Rotational Molding is one of the processes to produce hollow parts. It is usually used in creating parts that are very large such as kayaks, canoes, garbage cans and tanks. Because these machines are creating large parts the machines themselves require a large footprint. The process begins when a powdered resin is loaded into a mold. The mold is closed and clamped shut. If any non-plastic parts are to be incorporated in the part, it is placed in the mold prior to closing. An example would be a metal handle incorporated into a garbage can. Since the resin would collect on the bottom of the mold, it is rotated as it is heated. As the mold is turned the resin sticks to the mold and creates uniform product. Once the product has cooled, the mold is opened and the part is removed.
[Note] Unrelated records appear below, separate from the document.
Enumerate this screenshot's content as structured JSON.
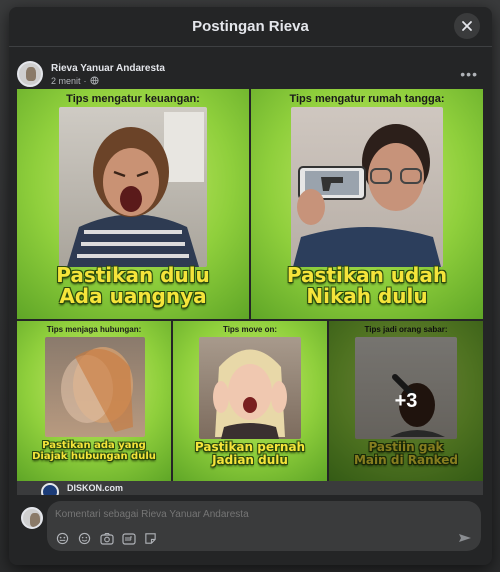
{
  "modal": {
    "title": "Postingan Rieva",
    "close_icon": "close-icon"
  },
  "post": {
    "author": "Rieva Yanuar Andaresta",
    "time": "2 menit",
    "audience_icon": "globe-icon",
    "more_icon": "more-horizontal-icon",
    "more_label": "•••"
  },
  "tiles": [
    {
      "top": "Tips mengatur keuangan:",
      "bottom_line1": "Pastikan dulu",
      "bottom_line2": "Ada uangnya"
    },
    {
      "top": "Tips mengatur rumah tangga:",
      "bottom_line1": "Pastikan udah",
      "bottom_line2": "Nikah dulu"
    },
    {
      "top": "Tips menjaga hubungan:",
      "bottom_line1": "Pastikan ada yang",
      "bottom_line2": "Diajak hubungan dulu"
    },
    {
      "top": "Tips move on:",
      "bottom_line1": "Pastikan pernah",
      "bottom_line2": "Jadian dulu"
    },
    {
      "top": "Tips jadi orang sabar:",
      "bottom_line1": "Pastiin gak",
      "bottom_line2": "Main di Ranked"
    }
  ],
  "more_photos": "+3",
  "link_preview": {
    "label": "DISKON.com"
  },
  "comment": {
    "placeholder": "Komentari sebagai Rieva Yanuar Andaresta",
    "tools": [
      "avatar-sticker-icon",
      "emoji-icon",
      "camera-icon",
      "gif-icon",
      "sticker-icon"
    ],
    "send_icon": "send-icon"
  },
  "colors": {
    "modal_bg": "#242526",
    "tile_green": "#8fcf3c",
    "caption_yellow": "#f5e43a"
  }
}
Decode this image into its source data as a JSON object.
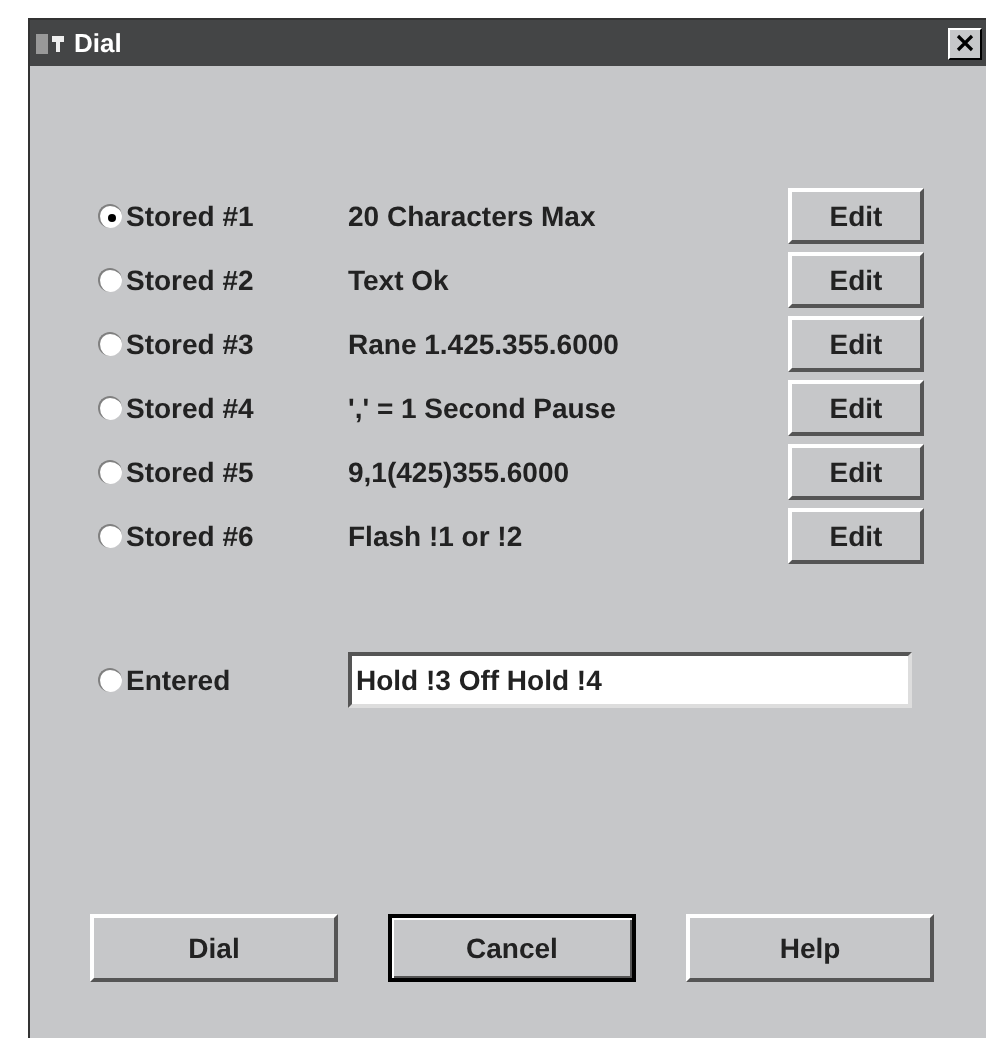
{
  "window": {
    "title": "Dial"
  },
  "stored": [
    {
      "label": "Stored #1",
      "value": "20 Characters Max",
      "button": "Edit",
      "selected": true
    },
    {
      "label": "Stored #2",
      "value": "Text Ok",
      "button": "Edit",
      "selected": false
    },
    {
      "label": "Stored #3",
      "value": "Rane 1.425.355.6000",
      "button": "Edit",
      "selected": false
    },
    {
      "label": "Stored #4",
      "value": "',' = 1 Second Pause",
      "button": "Edit",
      "selected": false
    },
    {
      "label": "Stored #5",
      "value": "9,1(425)355.6000",
      "button": "Edit",
      "selected": false
    },
    {
      "label": "Stored #6",
      "value": "Flash !1 or !2",
      "button": "Edit",
      "selected": false
    }
  ],
  "entered": {
    "label": "Entered",
    "value": "Hold !3 Off Hold !4",
    "selected": false
  },
  "buttons": [
    {
      "label": "Dial",
      "default": false
    },
    {
      "label": "Cancel",
      "default": true
    },
    {
      "label": "Help",
      "default": false
    }
  ]
}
Types of Rotomolders
There are three major types of rotomolders – clamshell, rock and roll and rotary.
Clamshell machines are a single station machine. The mold is loaded and spun in an oven that opens and closes like a clamshell. The loading, heating, cooling and unloading all happen at one location.
Rock n’ Roll machines
Rock n’ Roll machines are used for long parts (for example, kayaks). The mold is spun 360 degrees and at the same time the machine is rocked back and forth 45 degrees to ensure full coverage.
Rotary machines are used for the largest of parts that have a relatively similar length width configuration. The mold is loaded with resin on an arm that then indexes to an oven.
Completing the Rotomolding Process
At this point the mold is spun. Then the machine is indexed either to a removal station or another cooling station. Typical configurations are either three arm or four arm machines. In a 3-arm rotomolder, one arm is loaded while one arm is in the oven and the other arm is being unloaded. The 4-arm rotational molding machine follows the same process but has the additional station for cooling.Common materials run on rotational molders are LDPE, Nylon, PP, PC and Fluoropolymers.